By Ralph Leischner, M.D.
Bronchogenic carcinoma is a malignant neoplasm of the lung arising from the epithelium of the bronchus or bronchiole.
Bronchogenic carcinomas begin as a small focus of atypical epithelial cells within the bronchial mucosa. As the lesion progresses, the atypia becomes frankly malignant and the neoplasm grows in size. The neoplasm may grow into the bronchial lumen, along the mucosa or into the bronchial wall and adjacent lung parenchyma. Eventually the neoplasm spreads to regional lymph nodes and distant organs such as the liver, brain and bone. Most bronchogenic carcinomas form a mass in or near the hilus. Some neoplasms, especially the adenocarcinomas, form a mass in the periphery of the lung. Refer to Figure 15-42 in your textbook. The following classification scheme represents the major histologic types of bronchogenic carcinoma. Refer to Table 15-10 in your textbook.
Squamous Cell Carcinoma: The neoplasm is composed of malignant squamous cells which may vary in degree of differentiation from tumor to tumor.

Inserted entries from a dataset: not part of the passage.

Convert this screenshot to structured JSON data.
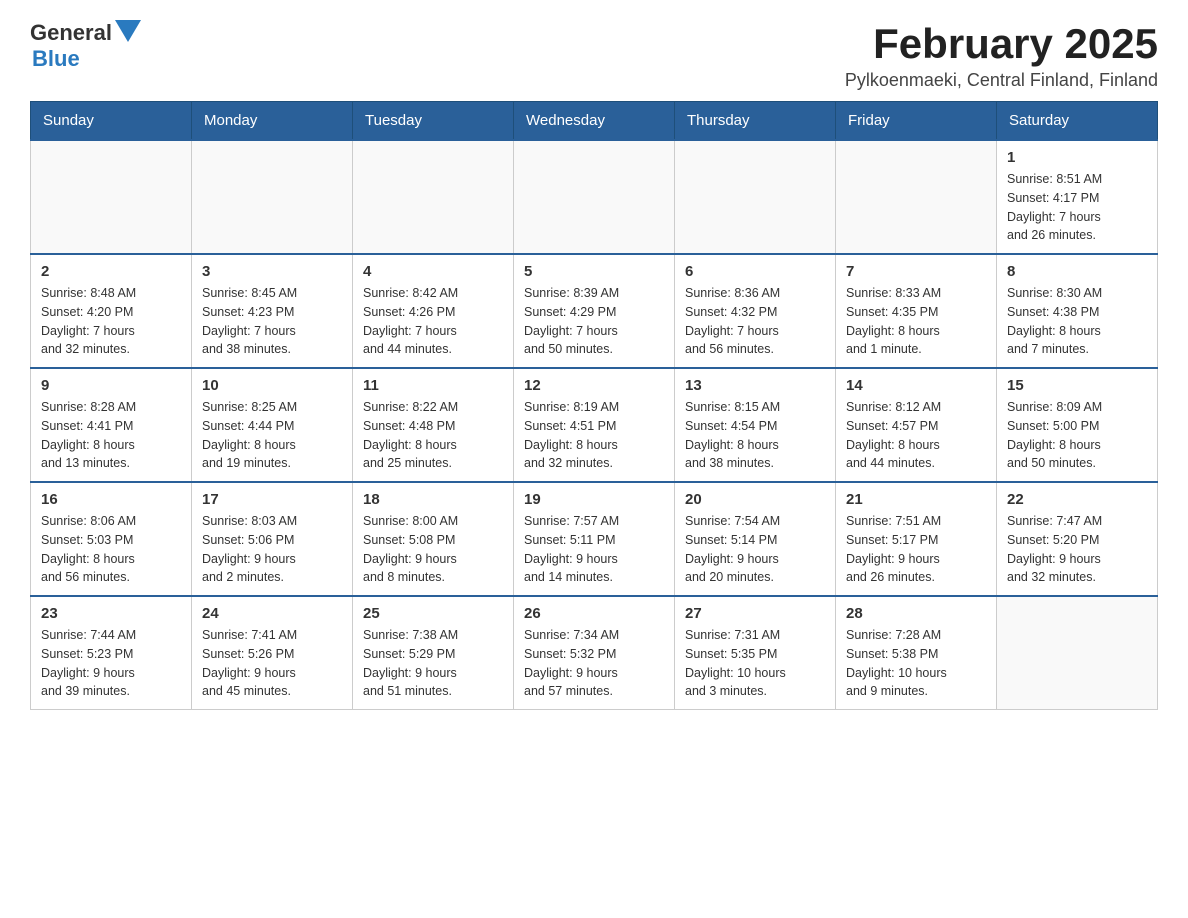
{
  "header": {
    "logo_general": "General",
    "logo_blue": "Blue",
    "month_title": "February 2025",
    "subtitle": "Pylkoenmaeki, Central Finland, Finland"
  },
  "weekdays": [
    "Sunday",
    "Monday",
    "Tuesday",
    "Wednesday",
    "Thursday",
    "Friday",
    "Saturday"
  ],
  "weeks": [
    [
      {
        "day": "",
        "info": ""
      },
      {
        "day": "",
        "info": ""
      },
      {
        "day": "",
        "info": ""
      },
      {
        "day": "",
        "info": ""
      },
      {
        "day": "",
        "info": ""
      },
      {
        "day": "",
        "info": ""
      },
      {
        "day": "1",
        "info": "Sunrise: 8:51 AM\nSunset: 4:17 PM\nDaylight: 7 hours\nand 26 minutes."
      }
    ],
    [
      {
        "day": "2",
        "info": "Sunrise: 8:48 AM\nSunset: 4:20 PM\nDaylight: 7 hours\nand 32 minutes."
      },
      {
        "day": "3",
        "info": "Sunrise: 8:45 AM\nSunset: 4:23 PM\nDaylight: 7 hours\nand 38 minutes."
      },
      {
        "day": "4",
        "info": "Sunrise: 8:42 AM\nSunset: 4:26 PM\nDaylight: 7 hours\nand 44 minutes."
      },
      {
        "day": "5",
        "info": "Sunrise: 8:39 AM\nSunset: 4:29 PM\nDaylight: 7 hours\nand 50 minutes."
      },
      {
        "day": "6",
        "info": "Sunrise: 8:36 AM\nSunset: 4:32 PM\nDaylight: 7 hours\nand 56 minutes."
      },
      {
        "day": "7",
        "info": "Sunrise: 8:33 AM\nSunset: 4:35 PM\nDaylight: 8 hours\nand 1 minute."
      },
      {
        "day": "8",
        "info": "Sunrise: 8:30 AM\nSunset: 4:38 PM\nDaylight: 8 hours\nand 7 minutes."
      }
    ],
    [
      {
        "day": "9",
        "info": "Sunrise: 8:28 AM\nSunset: 4:41 PM\nDaylight: 8 hours\nand 13 minutes."
      },
      {
        "day": "10",
        "info": "Sunrise: 8:25 AM\nSunset: 4:44 PM\nDaylight: 8 hours\nand 19 minutes."
      },
      {
        "day": "11",
        "info": "Sunrise: 8:22 AM\nSunset: 4:48 PM\nDaylight: 8 hours\nand 25 minutes."
      },
      {
        "day": "12",
        "info": "Sunrise: 8:19 AM\nSunset: 4:51 PM\nDaylight: 8 hours\nand 32 minutes."
      },
      {
        "day": "13",
        "info": "Sunrise: 8:15 AM\nSunset: 4:54 PM\nDaylight: 8 hours\nand 38 minutes."
      },
      {
        "day": "14",
        "info": "Sunrise: 8:12 AM\nSunset: 4:57 PM\nDaylight: 8 hours\nand 44 minutes."
      },
      {
        "day": "15",
        "info": "Sunrise: 8:09 AM\nSunset: 5:00 PM\nDaylight: 8 hours\nand 50 minutes."
      }
    ],
    [
      {
        "day": "16",
        "info": "Sunrise: 8:06 AM\nSunset: 5:03 PM\nDaylight: 8 hours\nand 56 minutes."
      },
      {
        "day": "17",
        "info": "Sunrise: 8:03 AM\nSunset: 5:06 PM\nDaylight: 9 hours\nand 2 minutes."
      },
      {
        "day": "18",
        "info": "Sunrise: 8:00 AM\nSunset: 5:08 PM\nDaylight: 9 hours\nand 8 minutes."
      },
      {
        "day": "19",
        "info": "Sunrise: 7:57 AM\nSunset: 5:11 PM\nDaylight: 9 hours\nand 14 minutes."
      },
      {
        "day": "20",
        "info": "Sunrise: 7:54 AM\nSunset: 5:14 PM\nDaylight: 9 hours\nand 20 minutes."
      },
      {
        "day": "21",
        "info": "Sunrise: 7:51 AM\nSunset: 5:17 PM\nDaylight: 9 hours\nand 26 minutes."
      },
      {
        "day": "22",
        "info": "Sunrise: 7:47 AM\nSunset: 5:20 PM\nDaylight: 9 hours\nand 32 minutes."
      }
    ],
    [
      {
        "day": "23",
        "info": "Sunrise: 7:44 AM\nSunset: 5:23 PM\nDaylight: 9 hours\nand 39 minutes."
      },
      {
        "day": "24",
        "info": "Sunrise: 7:41 AM\nSunset: 5:26 PM\nDaylight: 9 hours\nand 45 minutes."
      },
      {
        "day": "25",
        "info": "Sunrise: 7:38 AM\nSunset: 5:29 PM\nDaylight: 9 hours\nand 51 minutes."
      },
      {
        "day": "26",
        "info": "Sunrise: 7:34 AM\nSunset: 5:32 PM\nDaylight: 9 hours\nand 57 minutes."
      },
      {
        "day": "27",
        "info": "Sunrise: 7:31 AM\nSunset: 5:35 PM\nDaylight: 10 hours\nand 3 minutes."
      },
      {
        "day": "28",
        "info": "Sunrise: 7:28 AM\nSunset: 5:38 PM\nDaylight: 10 hours\nand 9 minutes."
      },
      {
        "day": "",
        "info": ""
      }
    ]
  ]
}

A well differentiated squamous cell carcinoma may form keratin and intercellular bridges. Refer to Figure 15- 44 in your textbook. CLINICAL NOTE: This neoplasm is most common in men and is closely related to smoking.
Adenocarcinoma: The neoplasm is composed of malignant glandular epithelium which may vary in degree of differentiation from tumor to tumor. Well differentiated neoplasms may form distinct glands, other neoplasms may vary from forming papillary structures to solid neoplasms without any gland formation. Adenocarcinomas tend to be smaller than other bronchogenic carcinomas and located in the periphery of the lung. A distinctive type of adenocarcinoma is bronchioloalveolar carcinoma. CLINICAL NOTE: This neoplasm is the most common type in women and nonsmokers.

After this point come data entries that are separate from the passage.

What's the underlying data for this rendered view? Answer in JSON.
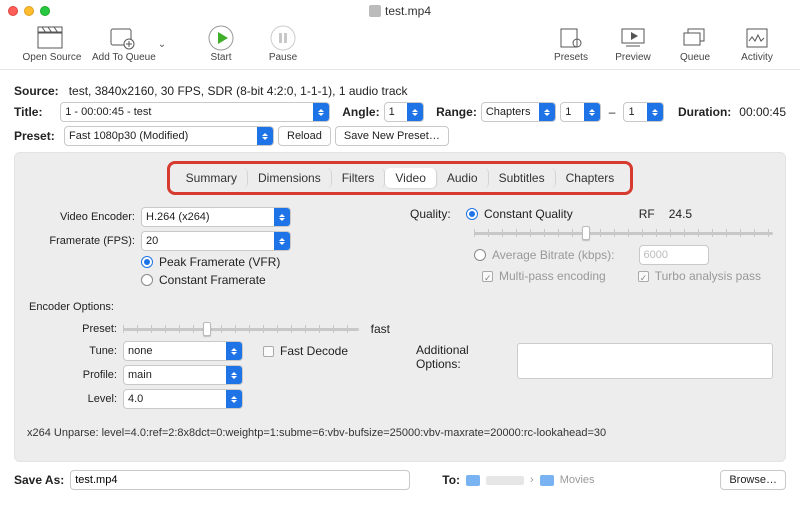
{
  "window": {
    "title": "test.mp4"
  },
  "toolbar": {
    "open_source": "Open Source",
    "add_to_queue": "Add To Queue",
    "start": "Start",
    "pause": "Pause",
    "presets": "Presets",
    "preview": "Preview",
    "queue": "Queue",
    "activity": "Activity"
  },
  "source": {
    "label": "Source:",
    "value": "test, 3840x2160, 30 FPS, SDR (8-bit 4:2:0, 1-1-1), 1 audio track"
  },
  "title": {
    "label": "Title:",
    "value": "1 - 00:00:45 - test"
  },
  "angle": {
    "label": "Angle:",
    "value": "1"
  },
  "range": {
    "label": "Range:",
    "value": "Chapters",
    "from": "1",
    "to": "1"
  },
  "duration": {
    "label": "Duration:",
    "value": "00:00:45"
  },
  "preset": {
    "label": "Preset:",
    "value": "Fast 1080p30 (Modified)",
    "reload": "Reload",
    "save_new": "Save New Preset…"
  },
  "tabs": [
    "Summary",
    "Dimensions",
    "Filters",
    "Video",
    "Audio",
    "Subtitles",
    "Chapters"
  ],
  "active_tab": "Video",
  "video": {
    "encoder_label": "Video Encoder:",
    "encoder": "H.264 (x264)",
    "fps_label": "Framerate (FPS):",
    "fps": "20",
    "peak": "Peak Framerate (VFR)",
    "constant_fr": "Constant Framerate",
    "quality_label": "Quality:",
    "constant_q": "Constant Quality",
    "rf_label": "RF",
    "rf_value": "24.5",
    "avg_bitrate": "Average Bitrate (kbps):",
    "bitrate_value": "6000",
    "multipass": "Multi-pass encoding",
    "turbo": "Turbo analysis pass"
  },
  "encoder_opts": {
    "header": "Encoder Options:",
    "preset_label": "Preset:",
    "preset_value": "fast",
    "tune_label": "Tune:",
    "tune_value": "none",
    "fast_decode": "Fast Decode",
    "profile_label": "Profile:",
    "profile_value": "main",
    "addl_label": "Additional Options:",
    "level_label": "Level:",
    "level_value": "4.0",
    "unparse": "x264 Unparse: level=4.0:ref=2:8x8dct=0:weightp=1:subme=6:vbv-bufsize=25000:vbv-maxrate=20000:rc-lookahead=30"
  },
  "footer": {
    "save_as_label": "Save As:",
    "save_as_value": "test.mp4",
    "to_label": "To:",
    "path2": "Movies",
    "browse": "Browse…"
  }
}
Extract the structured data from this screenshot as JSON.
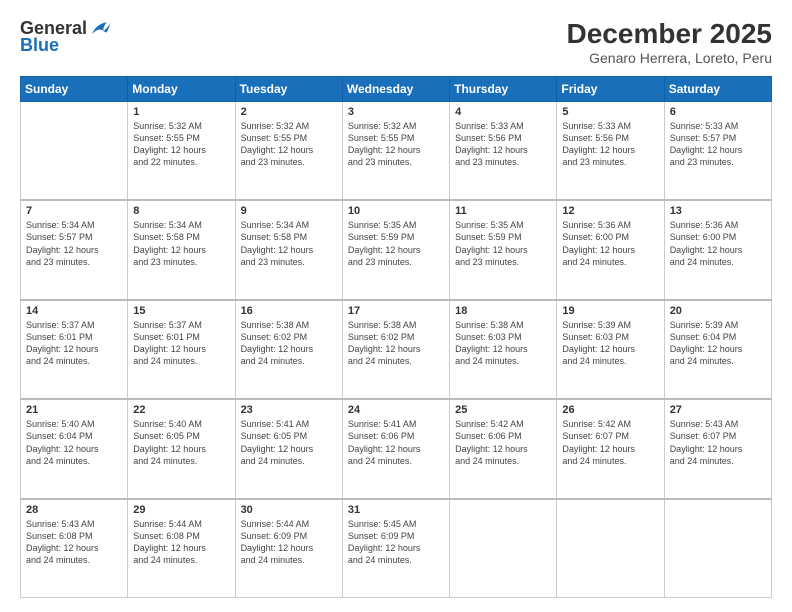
{
  "header": {
    "logo": {
      "line1": "General",
      "line2": "Blue"
    },
    "month": "December 2025",
    "location": "Genaro Herrera, Loreto, Peru"
  },
  "weekdays": [
    "Sunday",
    "Monday",
    "Tuesday",
    "Wednesday",
    "Thursday",
    "Friday",
    "Saturday"
  ],
  "weeks": [
    [
      {
        "day": "",
        "info": ""
      },
      {
        "day": "1",
        "info": "Sunrise: 5:32 AM\nSunset: 5:55 PM\nDaylight: 12 hours\nand 22 minutes."
      },
      {
        "day": "2",
        "info": "Sunrise: 5:32 AM\nSunset: 5:55 PM\nDaylight: 12 hours\nand 23 minutes."
      },
      {
        "day": "3",
        "info": "Sunrise: 5:32 AM\nSunset: 5:55 PM\nDaylight: 12 hours\nand 23 minutes."
      },
      {
        "day": "4",
        "info": "Sunrise: 5:33 AM\nSunset: 5:56 PM\nDaylight: 12 hours\nand 23 minutes."
      },
      {
        "day": "5",
        "info": "Sunrise: 5:33 AM\nSunset: 5:56 PM\nDaylight: 12 hours\nand 23 minutes."
      },
      {
        "day": "6",
        "info": "Sunrise: 5:33 AM\nSunset: 5:57 PM\nDaylight: 12 hours\nand 23 minutes."
      }
    ],
    [
      {
        "day": "7",
        "info": "Sunrise: 5:34 AM\nSunset: 5:57 PM\nDaylight: 12 hours\nand 23 minutes."
      },
      {
        "day": "8",
        "info": "Sunrise: 5:34 AM\nSunset: 5:58 PM\nDaylight: 12 hours\nand 23 minutes."
      },
      {
        "day": "9",
        "info": "Sunrise: 5:34 AM\nSunset: 5:58 PM\nDaylight: 12 hours\nand 23 minutes."
      },
      {
        "day": "10",
        "info": "Sunrise: 5:35 AM\nSunset: 5:59 PM\nDaylight: 12 hours\nand 23 minutes."
      },
      {
        "day": "11",
        "info": "Sunrise: 5:35 AM\nSunset: 5:59 PM\nDaylight: 12 hours\nand 23 minutes."
      },
      {
        "day": "12",
        "info": "Sunrise: 5:36 AM\nSunset: 6:00 PM\nDaylight: 12 hours\nand 24 minutes."
      },
      {
        "day": "13",
        "info": "Sunrise: 5:36 AM\nSunset: 6:00 PM\nDaylight: 12 hours\nand 24 minutes."
      }
    ],
    [
      {
        "day": "14",
        "info": "Sunrise: 5:37 AM\nSunset: 6:01 PM\nDaylight: 12 hours\nand 24 minutes."
      },
      {
        "day": "15",
        "info": "Sunrise: 5:37 AM\nSunset: 6:01 PM\nDaylight: 12 hours\nand 24 minutes."
      },
      {
        "day": "16",
        "info": "Sunrise: 5:38 AM\nSunset: 6:02 PM\nDaylight: 12 hours\nand 24 minutes."
      },
      {
        "day": "17",
        "info": "Sunrise: 5:38 AM\nSunset: 6:02 PM\nDaylight: 12 hours\nand 24 minutes."
      },
      {
        "day": "18",
        "info": "Sunrise: 5:38 AM\nSunset: 6:03 PM\nDaylight: 12 hours\nand 24 minutes."
      },
      {
        "day": "19",
        "info": "Sunrise: 5:39 AM\nSunset: 6:03 PM\nDaylight: 12 hours\nand 24 minutes."
      },
      {
        "day": "20",
        "info": "Sunrise: 5:39 AM\nSunset: 6:04 PM\nDaylight: 12 hours\nand 24 minutes."
      }
    ],
    [
      {
        "day": "21",
        "info": "Sunrise: 5:40 AM\nSunset: 6:04 PM\nDaylight: 12 hours\nand 24 minutes."
      },
      {
        "day": "22",
        "info": "Sunrise: 5:40 AM\nSunset: 6:05 PM\nDaylight: 12 hours\nand 24 minutes."
      },
      {
        "day": "23",
        "info": "Sunrise: 5:41 AM\nSunset: 6:05 PM\nDaylight: 12 hours\nand 24 minutes."
      },
      {
        "day": "24",
        "info": "Sunrise: 5:41 AM\nSunset: 6:06 PM\nDaylight: 12 hours\nand 24 minutes."
      },
      {
        "day": "25",
        "info": "Sunrise: 5:42 AM\nSunset: 6:06 PM\nDaylight: 12 hours\nand 24 minutes."
      },
      {
        "day": "26",
        "info": "Sunrise: 5:42 AM\nSunset: 6:07 PM\nDaylight: 12 hours\nand 24 minutes."
      },
      {
        "day": "27",
        "info": "Sunrise: 5:43 AM\nSunset: 6:07 PM\nDaylight: 12 hours\nand 24 minutes."
      }
    ],
    [
      {
        "day": "28",
        "info": "Sunrise: 5:43 AM\nSunset: 6:08 PM\nDaylight: 12 hours\nand 24 minutes."
      },
      {
        "day": "29",
        "info": "Sunrise: 5:44 AM\nSunset: 6:08 PM\nDaylight: 12 hours\nand 24 minutes."
      },
      {
        "day": "30",
        "info": "Sunrise: 5:44 AM\nSunset: 6:09 PM\nDaylight: 12 hours\nand 24 minutes."
      },
      {
        "day": "31",
        "info": "Sunrise: 5:45 AM\nSunset: 6:09 PM\nDaylight: 12 hours\nand 24 minutes."
      },
      {
        "day": "",
        "info": ""
      },
      {
        "day": "",
        "info": ""
      },
      {
        "day": "",
        "info": ""
      }
    ]
  ]
}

Small cell carcinoma: The neoplasm is composed of small cells containing dark blue, round nuclei and sparse cytoplasm. These cells resemble (but are not) lymphocytes and are arranged in clusters. Refer to Figure 15-43 in your textbook. Electron microscopy reveals that these cells contain neurosecretory granules, indicating their origin from neuroendocrine cells. Refer to Figure 15-44 in your textbook. CLINICAL NOTE: This neoplasm is strongly related to smoking. It is a very aggressive neoplasm, generally having metastasized at the time of diagnosis.
Large cell carcinoma: The neoplasm is composed of large, undifferentiated malignant cells.
Bronchioloalveolar carcinoma: The neoplasm is a distinctive form of adenocarcinoma. The neoplasm arises from the epithelium of the terminal bronchiole or the alveolus. The neoplastic cells are columnar, lining alveoli or form palliary growths which project into the alveolus. Refer to Figure 15-45 in your textbook. The neoplasm, almost always arising in the periphery, is solitary or forms multiple coalescing nodules.
Bronchogenic carcinoma tends to form an intraluminal mass which may partially or completely obstruct the bronchus. The neoplasm also may compress or invade local structures such as aorta, esophagus, superior vena cava or cervical sympathetic chain. What are the clinicopathologic consequences of obstruction or invasion?
Bronchogenic carcinoma may present with a variety clinical manifestations but the major findings are cough, weight loss, chest pain and dyspnea. These neoplasms also have the capacity to secrete hormones or hormone-like substances which have a variety of clinical effects.